Start of Data for the task
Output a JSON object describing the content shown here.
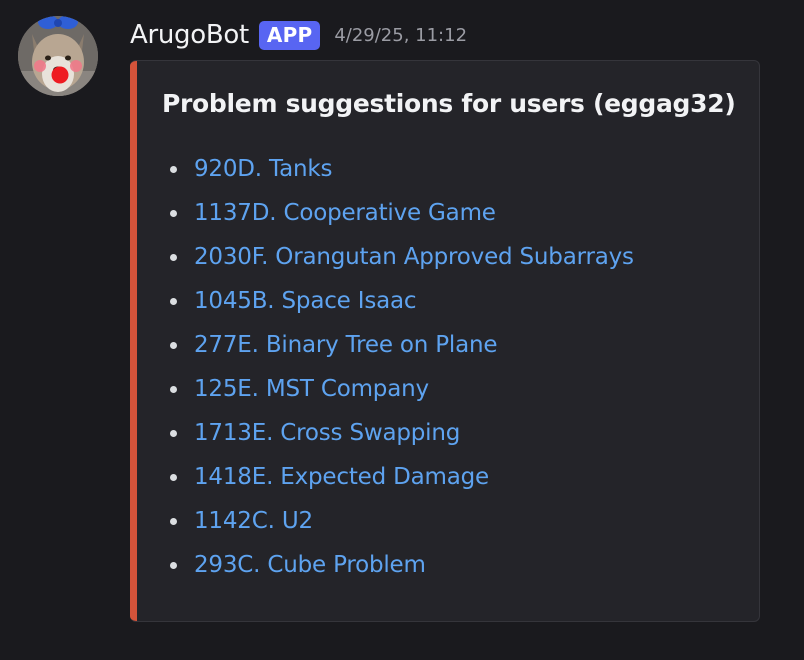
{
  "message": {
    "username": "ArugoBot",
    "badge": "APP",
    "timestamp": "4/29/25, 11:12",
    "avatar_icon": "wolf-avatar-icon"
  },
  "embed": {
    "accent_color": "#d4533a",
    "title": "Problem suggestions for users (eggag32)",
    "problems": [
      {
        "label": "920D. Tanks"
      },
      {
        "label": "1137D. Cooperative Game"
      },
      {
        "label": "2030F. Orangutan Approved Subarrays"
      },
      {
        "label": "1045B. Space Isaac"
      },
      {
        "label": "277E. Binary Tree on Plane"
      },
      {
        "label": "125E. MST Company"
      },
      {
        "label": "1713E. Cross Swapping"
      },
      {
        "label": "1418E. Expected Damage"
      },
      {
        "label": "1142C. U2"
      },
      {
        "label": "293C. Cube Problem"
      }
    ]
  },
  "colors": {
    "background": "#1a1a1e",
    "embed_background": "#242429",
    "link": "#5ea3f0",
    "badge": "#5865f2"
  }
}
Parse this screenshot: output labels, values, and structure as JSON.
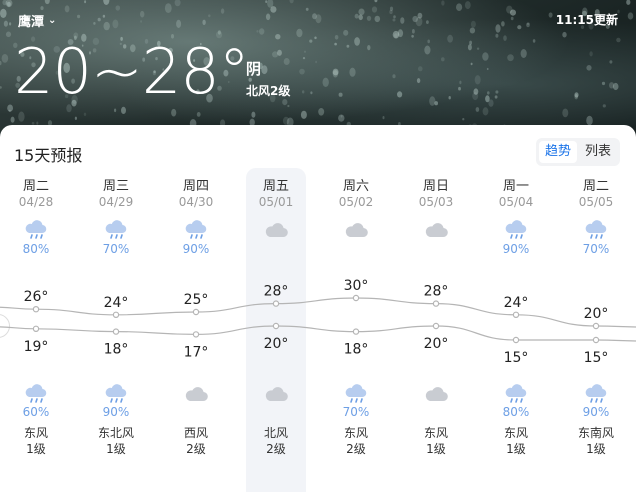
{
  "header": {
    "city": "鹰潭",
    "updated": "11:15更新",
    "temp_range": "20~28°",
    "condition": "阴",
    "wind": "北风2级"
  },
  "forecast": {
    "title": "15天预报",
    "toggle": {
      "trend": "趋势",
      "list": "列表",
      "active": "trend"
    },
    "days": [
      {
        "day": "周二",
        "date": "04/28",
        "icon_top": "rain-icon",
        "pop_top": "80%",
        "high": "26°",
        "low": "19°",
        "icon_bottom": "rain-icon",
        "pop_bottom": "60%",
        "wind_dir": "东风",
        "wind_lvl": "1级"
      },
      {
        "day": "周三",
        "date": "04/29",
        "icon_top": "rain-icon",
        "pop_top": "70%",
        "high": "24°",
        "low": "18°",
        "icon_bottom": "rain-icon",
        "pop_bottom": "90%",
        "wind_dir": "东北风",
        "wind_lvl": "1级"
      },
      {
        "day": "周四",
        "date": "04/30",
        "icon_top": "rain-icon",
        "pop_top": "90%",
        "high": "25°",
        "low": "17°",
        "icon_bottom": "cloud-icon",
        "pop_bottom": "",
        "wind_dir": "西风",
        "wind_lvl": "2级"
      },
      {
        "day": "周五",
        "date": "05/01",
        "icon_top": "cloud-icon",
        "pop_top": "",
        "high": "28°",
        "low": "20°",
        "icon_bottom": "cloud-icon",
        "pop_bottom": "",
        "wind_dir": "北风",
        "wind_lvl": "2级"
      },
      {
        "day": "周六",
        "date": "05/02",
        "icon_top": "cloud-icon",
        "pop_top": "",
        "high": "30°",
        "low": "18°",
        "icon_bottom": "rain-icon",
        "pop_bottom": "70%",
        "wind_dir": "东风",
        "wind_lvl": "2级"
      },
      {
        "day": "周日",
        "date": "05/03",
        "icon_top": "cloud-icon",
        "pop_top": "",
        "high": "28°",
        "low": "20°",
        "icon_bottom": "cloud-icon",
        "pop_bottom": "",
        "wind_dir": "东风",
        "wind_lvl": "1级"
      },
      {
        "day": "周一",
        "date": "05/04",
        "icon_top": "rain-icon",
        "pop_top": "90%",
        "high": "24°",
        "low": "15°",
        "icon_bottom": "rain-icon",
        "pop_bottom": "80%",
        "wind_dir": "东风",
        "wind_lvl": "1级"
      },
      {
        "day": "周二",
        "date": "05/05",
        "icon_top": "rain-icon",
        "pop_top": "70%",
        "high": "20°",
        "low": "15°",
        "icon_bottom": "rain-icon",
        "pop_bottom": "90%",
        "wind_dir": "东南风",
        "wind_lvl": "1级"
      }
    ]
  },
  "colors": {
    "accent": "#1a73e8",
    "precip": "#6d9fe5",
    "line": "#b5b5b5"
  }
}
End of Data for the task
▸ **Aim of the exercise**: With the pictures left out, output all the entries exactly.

▸ **Answer space**:
Output a JSON object describing the content shown here.
{
  "message": {
    "username": "ArugoBot",
    "badge": "APP",
    "timestamp": "4/29/25, 11:12",
    "avatar_icon": "wolf-avatar-icon"
  },
  "embed": {
    "accent_color": "#d4533a",
    "title": "Problem suggestions for users (eggag32)",
    "problems": [
      {
        "label": "920D. Tanks"
      },
      {
        "label": "1137D. Cooperative Game"
      },
      {
        "label": "2030F. Orangutan Approved Subarrays"
      },
      {
        "label": "1045B. Space Isaac"
      },
      {
        "label": "277E. Binary Tree on Plane"
      },
      {
        "label": "125E. MST Company"
      },
      {
        "label": "1713E. Cross Swapping"
      },
      {
        "label": "1418E. Expected Damage"
      },
      {
        "label": "1142C. U2"
      },
      {
        "label": "293C. Cube Problem"
      }
    ]
  },
  "colors": {
    "background": "#1a1a1e",
    "embed_background": "#242429",
    "link": "#5ea3f0",
    "badge": "#5865f2"
  }
}
Parse this screenshot: output labels, values, and structure as JSON.
{
  "header": {
    "city": "鹰潭",
    "updated": "11:15更新",
    "temp_range": "20~28°",
    "condition": "阴",
    "wind": "北风2级"
  },
  "forecast": {
    "title": "15天预报",
    "toggle": {
      "trend": "趋势",
      "list": "列表",
      "active": "trend"
    },
    "days": [
      {
        "day": "周二",
        "date": "04/28",
        "icon_top": "rain-icon",
        "pop_top": "80%",
        "high": "26°",
        "low": "19°",
        "icon_bottom": "rain-icon",
        "pop_bottom": "60%",
        "wind_dir": "东风",
        "wind_lvl": "1级"
      },
      {
        "day": "周三",
        "date": "04/29",
        "icon_top": "rain-icon",
        "pop_top": "70%",
        "high": "24°",
        "low": "18°",
        "icon_bottom": "rain-icon",
        "pop_bottom": "90%",
        "wind_dir": "东北风",
        "wind_lvl": "1级"
      },
      {
        "day": "周四",
        "date": "04/30",
        "icon_top": "rain-icon",
        "pop_top": "90%",
        "high": "25°",
        "low": "17°",
        "icon_bottom": "cloud-icon",
        "pop_bottom": "",
        "wind_dir": "西风",
        "wind_lvl": "2级"
      },
      {
        "day": "周五",
        "date": "05/01",
        "icon_top": "cloud-icon",
        "pop_top": "",
        "high": "28°",
        "low": "20°",
        "icon_bottom": "cloud-icon",
        "pop_bottom": "",
        "wind_dir": "北风",
        "wind_lvl": "2级"
      },
      {
        "day": "周六",
        "date": "05/02",
        "icon_top": "cloud-icon",
        "pop_top": "",
        "high": "30°",
        "low": "18°",
        "icon_bottom": "rain-icon",
        "pop_bottom": "70%",
        "wind_dir": "东风",
        "wind_lvl": "2级"
      },
      {
        "day": "周日",
        "date": "05/03",
        "icon_top": "cloud-icon",
        "pop_top": "",
        "high": "28°",
        "low": "20°",
        "icon_bottom": "cloud-icon",
        "pop_bottom": "",
        "wind_dir": "东风",
        "wind_lvl": "1级"
      },
      {
        "day": "周一",
        "date": "05/04",
        "icon_top": "rain-icon",
        "pop_top": "90%",
        "high": "24°",
        "low": "15°",
        "icon_bottom": "rain-icon",
        "pop_bottom": "80%",
        "wind_dir": "东风",
        "wind_lvl": "1级"
      },
      {
        "day": "周二",
        "date": "05/05",
        "icon_top": "rain-icon",
        "pop_top": "70%",
        "high": "20°",
        "low": "15°",
        "icon_bottom": "rain-icon",
        "pop_bottom": "90%",
        "wind_dir": "东南风",
        "wind_lvl": "1级"
      }
    ]
  },
  "colors": {
    "accent": "#1a73e8",
    "precip": "#6d9fe5",
    "line": "#b5b5b5"
  }
}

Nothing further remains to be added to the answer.